Using data collected since the 1990s researchers looked at the changing length of time Hudson Bay is frozen over (the polar bear's hunting season) and the amount of energy pregnant females can store up before hibernation and birthing.
An early spring-ice breakup reduces the hunting season making it difficult for pregnant females to even support themselves, let alone give birth to and raise cubs. Pregnant polar bears take to a maternity den for up to eight months and during this time no food is available.
In the early 1990s, researchers estimate, 28 per cent of energy-deprived pregnant polar bears in the Hudson Bay region failed to have even a single cub. Researchers say energy deprived pregnant females will either not enter a maternity den or they will naturally abort the birth.

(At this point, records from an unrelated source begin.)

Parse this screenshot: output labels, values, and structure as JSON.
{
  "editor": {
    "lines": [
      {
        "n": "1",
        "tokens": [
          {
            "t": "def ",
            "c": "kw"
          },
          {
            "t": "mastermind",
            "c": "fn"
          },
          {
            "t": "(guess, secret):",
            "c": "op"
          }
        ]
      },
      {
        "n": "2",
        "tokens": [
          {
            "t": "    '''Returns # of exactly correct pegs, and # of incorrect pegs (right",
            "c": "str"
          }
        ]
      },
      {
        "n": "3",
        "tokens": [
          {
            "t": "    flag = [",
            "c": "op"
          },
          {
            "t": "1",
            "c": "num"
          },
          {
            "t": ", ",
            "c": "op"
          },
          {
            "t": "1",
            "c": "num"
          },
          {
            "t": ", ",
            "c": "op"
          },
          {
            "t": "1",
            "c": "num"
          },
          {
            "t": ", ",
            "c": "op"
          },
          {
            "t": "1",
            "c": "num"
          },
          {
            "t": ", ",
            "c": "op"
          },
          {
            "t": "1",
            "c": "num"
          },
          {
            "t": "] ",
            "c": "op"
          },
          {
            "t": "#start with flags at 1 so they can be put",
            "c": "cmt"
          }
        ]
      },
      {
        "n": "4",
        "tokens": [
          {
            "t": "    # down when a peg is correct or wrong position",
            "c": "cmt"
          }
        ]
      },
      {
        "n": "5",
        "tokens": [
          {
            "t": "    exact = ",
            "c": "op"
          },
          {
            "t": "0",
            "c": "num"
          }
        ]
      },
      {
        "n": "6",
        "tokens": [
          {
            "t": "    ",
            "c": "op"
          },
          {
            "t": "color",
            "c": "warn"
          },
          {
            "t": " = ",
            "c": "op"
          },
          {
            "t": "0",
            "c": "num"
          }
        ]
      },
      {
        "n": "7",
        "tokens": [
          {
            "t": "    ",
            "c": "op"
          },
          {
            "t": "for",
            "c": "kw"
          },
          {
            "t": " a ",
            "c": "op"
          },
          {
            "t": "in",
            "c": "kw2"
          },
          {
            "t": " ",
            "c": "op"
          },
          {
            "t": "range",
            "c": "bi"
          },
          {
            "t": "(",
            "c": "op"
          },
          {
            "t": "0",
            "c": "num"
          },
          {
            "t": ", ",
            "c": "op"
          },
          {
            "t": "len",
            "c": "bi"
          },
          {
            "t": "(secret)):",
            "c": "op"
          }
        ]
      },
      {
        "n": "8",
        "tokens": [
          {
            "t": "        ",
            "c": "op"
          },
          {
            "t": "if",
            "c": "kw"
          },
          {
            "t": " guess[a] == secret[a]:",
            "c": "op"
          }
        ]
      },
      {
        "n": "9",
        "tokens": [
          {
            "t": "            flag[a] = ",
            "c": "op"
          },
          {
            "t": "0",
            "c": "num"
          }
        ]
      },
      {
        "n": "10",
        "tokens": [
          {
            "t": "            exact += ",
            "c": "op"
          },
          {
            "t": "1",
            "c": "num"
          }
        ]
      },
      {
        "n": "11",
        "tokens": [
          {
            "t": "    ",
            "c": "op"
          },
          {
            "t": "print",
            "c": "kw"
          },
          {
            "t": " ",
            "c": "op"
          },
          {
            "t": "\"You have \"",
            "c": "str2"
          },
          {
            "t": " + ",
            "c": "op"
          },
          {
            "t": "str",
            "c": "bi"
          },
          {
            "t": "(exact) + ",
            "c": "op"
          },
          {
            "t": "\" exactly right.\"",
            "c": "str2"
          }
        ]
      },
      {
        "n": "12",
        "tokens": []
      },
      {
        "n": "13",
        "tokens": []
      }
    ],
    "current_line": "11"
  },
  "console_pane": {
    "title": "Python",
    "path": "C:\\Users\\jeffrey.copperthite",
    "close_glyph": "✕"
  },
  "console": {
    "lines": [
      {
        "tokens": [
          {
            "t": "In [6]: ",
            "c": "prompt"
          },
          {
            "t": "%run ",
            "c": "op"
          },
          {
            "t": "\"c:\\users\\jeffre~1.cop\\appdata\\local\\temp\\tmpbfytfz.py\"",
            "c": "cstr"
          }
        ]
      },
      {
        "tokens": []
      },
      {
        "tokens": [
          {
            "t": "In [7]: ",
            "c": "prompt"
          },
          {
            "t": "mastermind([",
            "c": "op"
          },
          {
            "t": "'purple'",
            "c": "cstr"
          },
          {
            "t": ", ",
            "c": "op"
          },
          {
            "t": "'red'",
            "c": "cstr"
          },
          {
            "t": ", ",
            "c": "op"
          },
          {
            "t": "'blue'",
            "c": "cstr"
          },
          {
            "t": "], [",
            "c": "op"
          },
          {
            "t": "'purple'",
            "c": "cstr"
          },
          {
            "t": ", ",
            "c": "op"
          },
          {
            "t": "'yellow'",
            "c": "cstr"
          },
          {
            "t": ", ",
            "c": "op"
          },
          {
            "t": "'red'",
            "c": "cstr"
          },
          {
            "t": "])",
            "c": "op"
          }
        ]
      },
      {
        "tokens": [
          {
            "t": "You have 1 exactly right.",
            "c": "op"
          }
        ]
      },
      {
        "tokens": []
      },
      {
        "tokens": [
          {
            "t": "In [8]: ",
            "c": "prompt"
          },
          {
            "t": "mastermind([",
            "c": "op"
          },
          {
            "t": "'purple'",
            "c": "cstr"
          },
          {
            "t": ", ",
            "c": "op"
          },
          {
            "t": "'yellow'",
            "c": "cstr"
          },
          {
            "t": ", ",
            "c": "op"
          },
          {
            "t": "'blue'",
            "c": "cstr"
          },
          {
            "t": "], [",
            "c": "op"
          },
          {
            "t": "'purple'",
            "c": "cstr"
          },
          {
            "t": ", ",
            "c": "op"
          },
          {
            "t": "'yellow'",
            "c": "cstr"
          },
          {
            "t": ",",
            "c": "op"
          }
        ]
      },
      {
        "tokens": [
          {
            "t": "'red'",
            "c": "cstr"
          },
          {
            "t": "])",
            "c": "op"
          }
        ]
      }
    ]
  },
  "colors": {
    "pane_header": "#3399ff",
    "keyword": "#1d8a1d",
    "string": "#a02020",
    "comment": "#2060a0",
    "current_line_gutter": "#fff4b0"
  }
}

Using mathematical modeling to estimate the energetic impacts of a shortened hunting season, the research team calculated the following scenarios:
If spring break up in Hudson Bay comes one month earlier than in the 1990s, 40 to 73 per cent of pregnant female polar bears will not reproduce.
If the ice breaks up two months earlier than in the 1990s, 55 to a full 100 per cent of all pregnant female polar bears in western Hudson Bay will not have a cub.
The polar-bear population of western Hudson Bay is currently estimated to be around 900 which is down from 1,200 bears in the past decade.
The number of polar bears across the Arctic is estimated to be between 20,000 and 25,000.
The research team says because the polar bears of Hudson Bay are the most southerly population they are the first to be affected by the global-warming trend. However, they say that if temperatures across the Arctic continue to rise, much of the global population of polar bears will be at risk.
Explore further: Speed trap for fish catches domestic trout moving too slow
More information: The research will be published in Nature Communications, Feb. 8.